**Supplied material:**
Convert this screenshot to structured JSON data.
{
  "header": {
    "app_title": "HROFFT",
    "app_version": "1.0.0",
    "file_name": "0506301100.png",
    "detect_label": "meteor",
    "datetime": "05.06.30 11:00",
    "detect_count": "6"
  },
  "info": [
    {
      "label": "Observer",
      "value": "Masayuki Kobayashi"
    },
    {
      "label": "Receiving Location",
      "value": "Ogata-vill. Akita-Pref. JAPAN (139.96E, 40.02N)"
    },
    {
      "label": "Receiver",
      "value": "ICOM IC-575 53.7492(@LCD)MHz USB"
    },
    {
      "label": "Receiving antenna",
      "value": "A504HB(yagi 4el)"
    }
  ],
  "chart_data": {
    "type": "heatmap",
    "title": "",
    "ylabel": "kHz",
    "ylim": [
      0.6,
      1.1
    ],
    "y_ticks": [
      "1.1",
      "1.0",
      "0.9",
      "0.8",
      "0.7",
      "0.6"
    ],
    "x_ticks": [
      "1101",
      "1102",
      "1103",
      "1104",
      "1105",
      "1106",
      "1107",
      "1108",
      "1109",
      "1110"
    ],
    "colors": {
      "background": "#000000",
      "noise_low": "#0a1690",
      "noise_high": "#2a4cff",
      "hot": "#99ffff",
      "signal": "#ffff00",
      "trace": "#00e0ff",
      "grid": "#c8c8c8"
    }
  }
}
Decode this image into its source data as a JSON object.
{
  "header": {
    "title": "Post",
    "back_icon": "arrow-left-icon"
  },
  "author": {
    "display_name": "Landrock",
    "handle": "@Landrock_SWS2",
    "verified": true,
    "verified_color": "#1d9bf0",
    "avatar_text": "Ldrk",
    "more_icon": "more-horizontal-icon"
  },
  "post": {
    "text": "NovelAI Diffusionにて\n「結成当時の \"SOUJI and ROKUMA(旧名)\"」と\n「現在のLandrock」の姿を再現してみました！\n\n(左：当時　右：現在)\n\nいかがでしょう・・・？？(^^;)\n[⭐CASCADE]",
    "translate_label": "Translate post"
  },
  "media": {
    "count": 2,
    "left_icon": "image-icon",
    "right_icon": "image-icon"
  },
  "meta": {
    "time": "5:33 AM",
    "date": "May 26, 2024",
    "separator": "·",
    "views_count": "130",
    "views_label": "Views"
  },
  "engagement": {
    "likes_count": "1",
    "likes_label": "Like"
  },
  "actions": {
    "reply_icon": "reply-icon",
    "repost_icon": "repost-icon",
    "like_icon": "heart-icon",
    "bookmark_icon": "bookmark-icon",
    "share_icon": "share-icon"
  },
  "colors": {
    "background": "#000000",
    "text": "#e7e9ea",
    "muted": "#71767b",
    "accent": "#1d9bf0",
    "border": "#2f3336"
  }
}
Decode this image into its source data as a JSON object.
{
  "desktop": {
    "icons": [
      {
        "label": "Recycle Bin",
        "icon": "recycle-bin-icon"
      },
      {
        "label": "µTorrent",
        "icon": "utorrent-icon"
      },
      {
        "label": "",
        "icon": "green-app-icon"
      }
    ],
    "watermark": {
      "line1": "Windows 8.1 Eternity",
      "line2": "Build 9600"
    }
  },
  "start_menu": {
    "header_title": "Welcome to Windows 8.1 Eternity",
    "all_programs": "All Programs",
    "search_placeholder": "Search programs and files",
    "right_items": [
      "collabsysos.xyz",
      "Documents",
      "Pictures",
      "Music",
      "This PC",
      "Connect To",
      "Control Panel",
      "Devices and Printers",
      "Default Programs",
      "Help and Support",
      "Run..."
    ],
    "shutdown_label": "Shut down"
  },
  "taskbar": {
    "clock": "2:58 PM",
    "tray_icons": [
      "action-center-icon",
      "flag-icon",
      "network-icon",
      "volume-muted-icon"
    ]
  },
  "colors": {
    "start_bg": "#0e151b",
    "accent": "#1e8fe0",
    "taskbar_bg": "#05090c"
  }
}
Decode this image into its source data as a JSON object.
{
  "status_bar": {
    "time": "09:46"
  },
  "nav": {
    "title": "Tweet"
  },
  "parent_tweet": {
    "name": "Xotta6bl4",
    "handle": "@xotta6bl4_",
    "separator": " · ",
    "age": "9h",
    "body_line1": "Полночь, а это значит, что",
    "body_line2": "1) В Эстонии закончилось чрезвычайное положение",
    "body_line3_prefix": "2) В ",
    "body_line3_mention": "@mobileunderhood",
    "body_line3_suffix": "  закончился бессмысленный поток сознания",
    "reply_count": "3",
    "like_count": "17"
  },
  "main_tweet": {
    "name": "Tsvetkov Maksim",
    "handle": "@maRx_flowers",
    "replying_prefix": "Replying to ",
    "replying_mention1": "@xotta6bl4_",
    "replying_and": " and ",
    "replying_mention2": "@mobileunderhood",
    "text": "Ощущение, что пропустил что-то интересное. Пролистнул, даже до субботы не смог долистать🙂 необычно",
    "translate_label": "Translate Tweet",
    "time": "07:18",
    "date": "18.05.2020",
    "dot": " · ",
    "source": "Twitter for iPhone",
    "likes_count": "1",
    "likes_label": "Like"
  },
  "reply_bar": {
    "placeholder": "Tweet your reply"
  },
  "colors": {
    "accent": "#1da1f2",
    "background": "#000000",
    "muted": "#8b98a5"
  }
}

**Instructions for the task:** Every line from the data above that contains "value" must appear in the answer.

**Task answer:**
      "value": "Masayuki Kobayashi"
      "value": "Ogata-vill. Akita-Pref. JAPAN (139.96E, 40.02N)"
      "value": "ICOM IC-575 53.7492(@LCD)MHz USB"
      "value": "A504HB(yagi 4el)"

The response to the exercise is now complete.